Stored items:
____________

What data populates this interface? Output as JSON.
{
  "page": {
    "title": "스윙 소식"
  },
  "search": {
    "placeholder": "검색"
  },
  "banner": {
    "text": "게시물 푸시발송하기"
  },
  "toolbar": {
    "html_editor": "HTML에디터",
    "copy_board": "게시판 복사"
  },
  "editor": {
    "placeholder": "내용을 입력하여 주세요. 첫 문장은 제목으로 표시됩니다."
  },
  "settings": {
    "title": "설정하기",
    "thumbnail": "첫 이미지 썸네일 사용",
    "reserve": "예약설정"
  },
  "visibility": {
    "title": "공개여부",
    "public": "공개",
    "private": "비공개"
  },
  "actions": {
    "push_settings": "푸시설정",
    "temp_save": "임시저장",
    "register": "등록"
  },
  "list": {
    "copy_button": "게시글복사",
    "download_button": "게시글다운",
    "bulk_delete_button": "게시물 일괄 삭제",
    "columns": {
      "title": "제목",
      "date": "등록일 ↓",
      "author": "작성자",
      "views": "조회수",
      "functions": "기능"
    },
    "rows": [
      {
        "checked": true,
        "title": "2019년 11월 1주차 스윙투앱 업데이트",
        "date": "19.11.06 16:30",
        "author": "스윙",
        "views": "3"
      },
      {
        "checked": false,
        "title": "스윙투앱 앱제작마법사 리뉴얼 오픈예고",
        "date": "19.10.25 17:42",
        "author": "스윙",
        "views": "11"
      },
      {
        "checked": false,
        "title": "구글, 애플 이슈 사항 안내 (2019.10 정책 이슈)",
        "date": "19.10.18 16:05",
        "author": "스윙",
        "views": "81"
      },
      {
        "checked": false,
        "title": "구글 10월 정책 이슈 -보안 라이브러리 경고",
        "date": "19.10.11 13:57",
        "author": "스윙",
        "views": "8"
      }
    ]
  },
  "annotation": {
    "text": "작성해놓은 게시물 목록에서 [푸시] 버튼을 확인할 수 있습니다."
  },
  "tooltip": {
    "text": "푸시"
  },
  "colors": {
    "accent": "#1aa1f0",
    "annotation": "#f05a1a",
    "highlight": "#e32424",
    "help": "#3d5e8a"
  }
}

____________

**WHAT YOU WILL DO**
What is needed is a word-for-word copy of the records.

**RESPONSE TO THIS EXERCISE**
What data populates this interface? Output as JSON.
{
  "page": {
    "title": "스윙 소식"
  },
  "search": {
    "placeholder": "검색"
  },
  "banner": {
    "text": "게시물 푸시발송하기"
  },
  "toolbar": {
    "html_editor": "HTML에디터",
    "copy_board": "게시판 복사"
  },
  "editor": {
    "placeholder": "내용을 입력하여 주세요. 첫 문장은 제목으로 표시됩니다."
  },
  "settings": {
    "title": "설정하기",
    "thumbnail": "첫 이미지 썸네일 사용",
    "reserve": "예약설정"
  },
  "visibility": {
    "title": "공개여부",
    "public": "공개",
    "private": "비공개"
  },
  "actions": {
    "push_settings": "푸시설정",
    "temp_save": "임시저장",
    "register": "등록"
  },
  "list": {
    "copy_button": "게시글복사",
    "download_button": "게시글다운",
    "bulk_delete_button": "게시물 일괄 삭제",
    "columns": {
      "title": "제목",
      "date": "등록일 ↓",
      "author": "작성자",
      "views": "조회수",
      "functions": "기능"
    },
    "rows": [
      {
        "checked": true,
        "title": "2019년 11월 1주차 스윙투앱 업데이트",
        "date": "19.11.06 16:30",
        "author": "스윙",
        "views": "3"
      },
      {
        "checked": false,
        "title": "스윙투앱 앱제작마법사 리뉴얼 오픈예고",
        "date": "19.10.25 17:42",
        "author": "스윙",
        "views": "11"
      },
      {
        "checked": false,
        "title": "구글, 애플 이슈 사항 안내 (2019.10 정책 이슈)",
        "date": "19.10.18 16:05",
        "author": "스윙",
        "views": "81"
      },
      {
        "checked": false,
        "title": "구글 10월 정책 이슈 -보안 라이브러리 경고",
        "date": "19.10.11 13:57",
        "author": "스윙",
        "views": "8"
      }
    ]
  },
  "annotation": {
    "text": "작성해놓은 게시물 목록에서 [푸시] 버튼을 확인할 수 있습니다."
  },
  "tooltip": {
    "text": "푸시"
  },
  "colors": {
    "accent": "#1aa1f0",
    "annotation": "#f05a1a",
    "highlight": "#e32424",
    "help": "#3d5e8a"
  }
}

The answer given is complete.